Fox Uses Falsehood-Based Poll Questions To Back Up Its Phony Benghazi Scandal
Blog ››› ››› MELODY JOHNSON
Fox News hyped results from poll questions premised on falsehoods to reinforce its phony narrative about the attack on a U.S. diplomatic compound in Benghazi, Libya, that left four Americans dead. This fits with Fox News' history of pointing to public opinion polls to suggest that false talking points it has promoted are fact.
Fox News reported these poll results as it was announced that U.N. Ambassador Susan Rice was withdrawing as a candidate for secretary of state. Fox News led a relentless smear campaign against Rice alleging that her statements about Benghazi on Sunday morning news shows were somehow a scandal, despite copious evidence to the contrary.
While discussing the Benghazi attack, international correspondent Catherine Herridge and Fox Business anchor Lou Dobbs each cited a Fox News poll question that asked, "On the night of the attack, do you think President Obama should have ordered U.S. troops to go to Benghazi and help the Americans at the consulate there?" Sixty-five percent said yes, but the question falsely suggests that the Obama administration didn't act to help Americans in Benghazi.
In reality, reinforcements from the U.S. Embassy in Tripoli arrived in Benghazi the night of the attack.

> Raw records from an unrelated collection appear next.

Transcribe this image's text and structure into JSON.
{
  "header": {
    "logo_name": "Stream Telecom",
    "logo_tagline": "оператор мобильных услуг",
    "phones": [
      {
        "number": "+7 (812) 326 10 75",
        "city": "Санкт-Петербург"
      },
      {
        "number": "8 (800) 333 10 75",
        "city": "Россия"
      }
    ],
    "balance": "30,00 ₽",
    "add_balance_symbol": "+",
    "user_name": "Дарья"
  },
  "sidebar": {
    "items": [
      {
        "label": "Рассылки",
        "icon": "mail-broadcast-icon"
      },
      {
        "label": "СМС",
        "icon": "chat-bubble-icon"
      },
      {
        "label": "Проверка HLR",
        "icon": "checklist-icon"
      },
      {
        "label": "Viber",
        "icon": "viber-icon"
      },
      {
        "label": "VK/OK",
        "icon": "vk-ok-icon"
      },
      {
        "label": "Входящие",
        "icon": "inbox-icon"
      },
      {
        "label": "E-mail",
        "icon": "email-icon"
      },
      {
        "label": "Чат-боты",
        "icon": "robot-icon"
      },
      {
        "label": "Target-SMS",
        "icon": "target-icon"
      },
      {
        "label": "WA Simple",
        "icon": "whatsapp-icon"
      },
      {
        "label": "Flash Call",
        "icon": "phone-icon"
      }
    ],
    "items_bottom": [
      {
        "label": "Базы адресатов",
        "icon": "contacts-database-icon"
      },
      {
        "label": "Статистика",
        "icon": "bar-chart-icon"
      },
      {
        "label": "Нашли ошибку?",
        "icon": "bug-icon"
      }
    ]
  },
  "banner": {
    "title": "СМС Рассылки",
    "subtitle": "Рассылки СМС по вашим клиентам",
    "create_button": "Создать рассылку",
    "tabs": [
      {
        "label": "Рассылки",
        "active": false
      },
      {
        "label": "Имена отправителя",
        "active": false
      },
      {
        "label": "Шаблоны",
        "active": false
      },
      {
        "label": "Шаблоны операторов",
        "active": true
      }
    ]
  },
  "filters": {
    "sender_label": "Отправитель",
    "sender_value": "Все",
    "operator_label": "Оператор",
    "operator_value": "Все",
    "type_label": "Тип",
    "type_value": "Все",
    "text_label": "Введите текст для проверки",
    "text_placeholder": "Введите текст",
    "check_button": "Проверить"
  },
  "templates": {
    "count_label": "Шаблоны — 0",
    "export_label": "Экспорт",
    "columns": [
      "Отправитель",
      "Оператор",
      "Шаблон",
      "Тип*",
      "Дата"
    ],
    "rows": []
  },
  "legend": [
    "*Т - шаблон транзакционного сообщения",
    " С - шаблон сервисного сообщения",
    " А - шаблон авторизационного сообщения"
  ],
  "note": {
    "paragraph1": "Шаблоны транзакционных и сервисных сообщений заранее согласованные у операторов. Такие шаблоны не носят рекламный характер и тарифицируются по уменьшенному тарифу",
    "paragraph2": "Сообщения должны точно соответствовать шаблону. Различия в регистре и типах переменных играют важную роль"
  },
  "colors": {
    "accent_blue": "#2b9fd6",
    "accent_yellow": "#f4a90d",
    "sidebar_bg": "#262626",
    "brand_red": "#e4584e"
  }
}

Furthermore, Defense Secretary Leon Panetta has said that a military response to the attack was not possible.
Herridge and Dobbs also cited a poll question that asked, "Do you think the Obama administration has covered-up what happened" in Benghazi? Though 48 percent agreed, the question is premised on a Fox News conspiracy theory -- the Obama administration has continually said that it was sharing information as it developed, and multiple investigations of the attack are under way.
Fox News has repeatedly suggested that opinion polls that support its favorite falsehoods are more somehow more significant than factual evidence. For instance, FoxNews.com reported last year on poll that found a majority of Americans believed there was "significant disagreement" about climate change among scientists, despite the fact that this is not true.
As we wrote at the time: "It's a great trick. Repeatedly tell people that scientists disagree on whether manmade global warming is happening and then when that misconception shows up in public opinion polls, you get to report on that too!"
Similarly, Special Report pointed to the results of misleading Fox News poll questions to back up the network's campaign to promote voter ID laws that disenfranchise eligible voters.
From the December 13 edition of Fox News' Special Report with Bret Baier:
From the December 13 edition of Fox Business' Lou Dobbs Tonight: